Dataset excerpts
______________________________

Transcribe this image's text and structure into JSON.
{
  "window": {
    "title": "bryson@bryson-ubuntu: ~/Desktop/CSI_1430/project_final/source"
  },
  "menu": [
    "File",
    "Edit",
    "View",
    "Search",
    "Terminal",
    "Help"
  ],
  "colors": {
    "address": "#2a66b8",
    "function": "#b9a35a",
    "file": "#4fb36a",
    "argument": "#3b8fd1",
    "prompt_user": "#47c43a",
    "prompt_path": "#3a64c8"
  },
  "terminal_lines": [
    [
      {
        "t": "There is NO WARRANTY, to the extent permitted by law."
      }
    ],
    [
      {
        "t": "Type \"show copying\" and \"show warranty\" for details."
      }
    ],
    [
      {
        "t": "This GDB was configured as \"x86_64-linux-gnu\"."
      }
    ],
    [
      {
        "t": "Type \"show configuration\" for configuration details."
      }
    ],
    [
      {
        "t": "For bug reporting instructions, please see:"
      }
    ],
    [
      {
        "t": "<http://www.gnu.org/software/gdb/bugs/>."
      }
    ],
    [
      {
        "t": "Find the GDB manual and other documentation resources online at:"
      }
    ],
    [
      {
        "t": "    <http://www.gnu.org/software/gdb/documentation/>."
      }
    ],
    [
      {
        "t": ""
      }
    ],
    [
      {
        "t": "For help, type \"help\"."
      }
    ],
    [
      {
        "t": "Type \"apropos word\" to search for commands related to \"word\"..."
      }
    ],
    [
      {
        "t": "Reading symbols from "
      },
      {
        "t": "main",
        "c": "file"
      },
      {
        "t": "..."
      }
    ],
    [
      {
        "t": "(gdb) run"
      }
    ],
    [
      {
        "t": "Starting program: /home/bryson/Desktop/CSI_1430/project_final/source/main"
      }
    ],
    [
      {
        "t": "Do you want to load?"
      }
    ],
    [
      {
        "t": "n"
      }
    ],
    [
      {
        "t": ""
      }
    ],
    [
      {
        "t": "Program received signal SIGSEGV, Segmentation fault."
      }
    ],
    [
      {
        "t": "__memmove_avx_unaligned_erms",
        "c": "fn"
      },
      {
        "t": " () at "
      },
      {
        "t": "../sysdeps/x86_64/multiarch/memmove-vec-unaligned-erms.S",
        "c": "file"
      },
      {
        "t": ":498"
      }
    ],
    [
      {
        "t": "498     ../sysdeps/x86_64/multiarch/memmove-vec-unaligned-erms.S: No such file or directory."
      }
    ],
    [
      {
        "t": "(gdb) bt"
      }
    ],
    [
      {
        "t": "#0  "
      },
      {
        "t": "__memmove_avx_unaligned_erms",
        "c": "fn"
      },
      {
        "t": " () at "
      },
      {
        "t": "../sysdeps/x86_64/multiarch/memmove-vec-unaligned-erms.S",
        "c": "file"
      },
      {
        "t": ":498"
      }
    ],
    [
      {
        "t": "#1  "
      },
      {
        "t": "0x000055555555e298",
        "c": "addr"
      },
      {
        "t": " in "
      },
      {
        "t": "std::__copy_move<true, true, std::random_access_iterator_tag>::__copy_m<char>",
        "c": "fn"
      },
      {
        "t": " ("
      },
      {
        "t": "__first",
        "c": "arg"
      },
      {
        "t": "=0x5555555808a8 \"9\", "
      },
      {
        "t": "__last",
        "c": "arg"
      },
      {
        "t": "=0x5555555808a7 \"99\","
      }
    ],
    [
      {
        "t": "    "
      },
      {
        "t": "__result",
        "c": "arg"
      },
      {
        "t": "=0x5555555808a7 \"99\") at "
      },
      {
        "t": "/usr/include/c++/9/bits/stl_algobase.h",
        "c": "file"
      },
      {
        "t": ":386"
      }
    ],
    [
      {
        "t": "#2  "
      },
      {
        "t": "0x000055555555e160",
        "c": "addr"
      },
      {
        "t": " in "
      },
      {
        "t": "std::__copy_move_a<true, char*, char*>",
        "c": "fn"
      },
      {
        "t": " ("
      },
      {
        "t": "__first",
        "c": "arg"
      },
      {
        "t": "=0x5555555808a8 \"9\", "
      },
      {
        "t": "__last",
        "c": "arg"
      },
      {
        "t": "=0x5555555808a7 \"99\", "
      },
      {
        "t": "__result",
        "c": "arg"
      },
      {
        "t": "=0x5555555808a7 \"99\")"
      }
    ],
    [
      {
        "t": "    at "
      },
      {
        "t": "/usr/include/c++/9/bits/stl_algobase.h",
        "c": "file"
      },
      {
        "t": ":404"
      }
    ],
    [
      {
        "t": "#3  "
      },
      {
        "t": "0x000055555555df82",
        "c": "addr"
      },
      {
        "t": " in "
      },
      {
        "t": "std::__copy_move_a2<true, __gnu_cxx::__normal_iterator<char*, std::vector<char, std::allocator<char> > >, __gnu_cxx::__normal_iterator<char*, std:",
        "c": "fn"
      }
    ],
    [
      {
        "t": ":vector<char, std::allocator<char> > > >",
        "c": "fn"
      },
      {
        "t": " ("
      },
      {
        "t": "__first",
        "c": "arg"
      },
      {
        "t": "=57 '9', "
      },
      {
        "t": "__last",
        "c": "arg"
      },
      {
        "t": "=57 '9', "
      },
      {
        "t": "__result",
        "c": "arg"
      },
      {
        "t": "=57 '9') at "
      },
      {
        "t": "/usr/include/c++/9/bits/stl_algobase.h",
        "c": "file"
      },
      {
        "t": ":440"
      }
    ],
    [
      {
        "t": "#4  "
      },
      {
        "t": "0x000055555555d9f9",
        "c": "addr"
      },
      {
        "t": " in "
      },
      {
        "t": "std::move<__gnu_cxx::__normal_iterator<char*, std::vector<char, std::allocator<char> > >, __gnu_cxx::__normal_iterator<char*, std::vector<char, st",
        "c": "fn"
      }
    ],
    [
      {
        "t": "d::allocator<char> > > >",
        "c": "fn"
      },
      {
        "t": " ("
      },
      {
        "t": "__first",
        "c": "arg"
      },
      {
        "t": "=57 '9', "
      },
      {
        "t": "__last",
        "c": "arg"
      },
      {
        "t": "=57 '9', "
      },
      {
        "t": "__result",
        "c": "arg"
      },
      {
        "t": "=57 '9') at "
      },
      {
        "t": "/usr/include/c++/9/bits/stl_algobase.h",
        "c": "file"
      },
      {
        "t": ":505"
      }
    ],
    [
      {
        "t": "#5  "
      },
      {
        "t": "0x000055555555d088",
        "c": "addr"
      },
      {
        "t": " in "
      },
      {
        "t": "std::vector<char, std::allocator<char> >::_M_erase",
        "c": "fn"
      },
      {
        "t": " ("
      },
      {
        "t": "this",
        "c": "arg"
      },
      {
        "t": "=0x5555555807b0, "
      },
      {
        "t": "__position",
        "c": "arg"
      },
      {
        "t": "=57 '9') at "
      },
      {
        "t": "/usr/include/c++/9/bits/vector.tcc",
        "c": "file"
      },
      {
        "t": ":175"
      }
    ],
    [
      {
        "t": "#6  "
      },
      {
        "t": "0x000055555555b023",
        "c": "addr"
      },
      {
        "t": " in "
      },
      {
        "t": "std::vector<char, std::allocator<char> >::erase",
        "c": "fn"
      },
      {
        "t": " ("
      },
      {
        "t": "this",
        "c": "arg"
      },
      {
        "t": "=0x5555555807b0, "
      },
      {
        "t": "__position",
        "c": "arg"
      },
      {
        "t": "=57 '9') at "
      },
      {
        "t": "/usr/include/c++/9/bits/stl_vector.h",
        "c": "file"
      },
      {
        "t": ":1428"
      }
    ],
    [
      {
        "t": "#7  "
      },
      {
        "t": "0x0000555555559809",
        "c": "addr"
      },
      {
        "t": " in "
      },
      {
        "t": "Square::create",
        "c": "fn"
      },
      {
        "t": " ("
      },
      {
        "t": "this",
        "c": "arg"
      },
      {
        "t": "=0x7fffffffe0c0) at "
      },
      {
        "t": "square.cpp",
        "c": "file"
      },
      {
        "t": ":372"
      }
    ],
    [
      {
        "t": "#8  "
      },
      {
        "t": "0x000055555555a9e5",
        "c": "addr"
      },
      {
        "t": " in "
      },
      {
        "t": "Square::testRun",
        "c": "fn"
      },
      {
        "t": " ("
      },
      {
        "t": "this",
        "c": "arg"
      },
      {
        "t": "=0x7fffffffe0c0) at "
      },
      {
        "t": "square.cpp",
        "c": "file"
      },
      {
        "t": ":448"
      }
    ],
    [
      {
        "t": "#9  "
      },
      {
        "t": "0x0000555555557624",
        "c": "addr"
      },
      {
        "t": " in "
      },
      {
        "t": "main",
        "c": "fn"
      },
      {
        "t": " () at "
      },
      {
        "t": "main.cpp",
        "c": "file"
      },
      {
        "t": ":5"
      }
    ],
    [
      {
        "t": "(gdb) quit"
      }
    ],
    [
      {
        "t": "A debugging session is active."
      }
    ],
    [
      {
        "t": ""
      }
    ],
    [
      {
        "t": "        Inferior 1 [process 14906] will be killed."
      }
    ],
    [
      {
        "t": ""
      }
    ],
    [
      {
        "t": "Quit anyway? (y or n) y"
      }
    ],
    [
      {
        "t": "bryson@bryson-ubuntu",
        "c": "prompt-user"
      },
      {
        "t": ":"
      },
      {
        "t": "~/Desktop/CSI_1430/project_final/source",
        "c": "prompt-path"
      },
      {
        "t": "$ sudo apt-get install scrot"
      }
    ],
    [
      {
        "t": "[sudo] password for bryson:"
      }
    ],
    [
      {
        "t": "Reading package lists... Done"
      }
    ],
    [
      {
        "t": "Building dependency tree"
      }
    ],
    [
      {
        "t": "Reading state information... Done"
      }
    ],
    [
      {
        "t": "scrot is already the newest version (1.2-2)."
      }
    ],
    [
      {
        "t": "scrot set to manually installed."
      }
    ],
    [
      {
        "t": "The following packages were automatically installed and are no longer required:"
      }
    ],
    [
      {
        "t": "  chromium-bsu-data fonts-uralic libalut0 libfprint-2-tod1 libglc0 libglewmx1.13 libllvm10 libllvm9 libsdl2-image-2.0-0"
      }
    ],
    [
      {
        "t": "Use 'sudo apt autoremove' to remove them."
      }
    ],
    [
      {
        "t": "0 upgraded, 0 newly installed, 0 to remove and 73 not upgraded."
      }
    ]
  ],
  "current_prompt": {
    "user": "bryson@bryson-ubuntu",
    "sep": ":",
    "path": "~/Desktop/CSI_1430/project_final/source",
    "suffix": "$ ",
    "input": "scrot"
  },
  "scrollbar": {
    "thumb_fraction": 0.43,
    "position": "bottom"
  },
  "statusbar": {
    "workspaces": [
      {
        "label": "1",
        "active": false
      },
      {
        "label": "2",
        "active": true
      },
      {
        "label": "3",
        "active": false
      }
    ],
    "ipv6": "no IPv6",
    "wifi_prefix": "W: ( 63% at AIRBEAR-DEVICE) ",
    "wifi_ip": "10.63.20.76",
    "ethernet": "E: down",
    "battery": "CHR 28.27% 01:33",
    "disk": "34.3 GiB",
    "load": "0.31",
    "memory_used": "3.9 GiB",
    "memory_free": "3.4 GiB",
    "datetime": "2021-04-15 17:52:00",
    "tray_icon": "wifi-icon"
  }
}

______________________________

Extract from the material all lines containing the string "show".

        "t": "Type \"show copying\" and \"show warranty\" for details."
        "t": "Type \"show configuration\" for configuration details."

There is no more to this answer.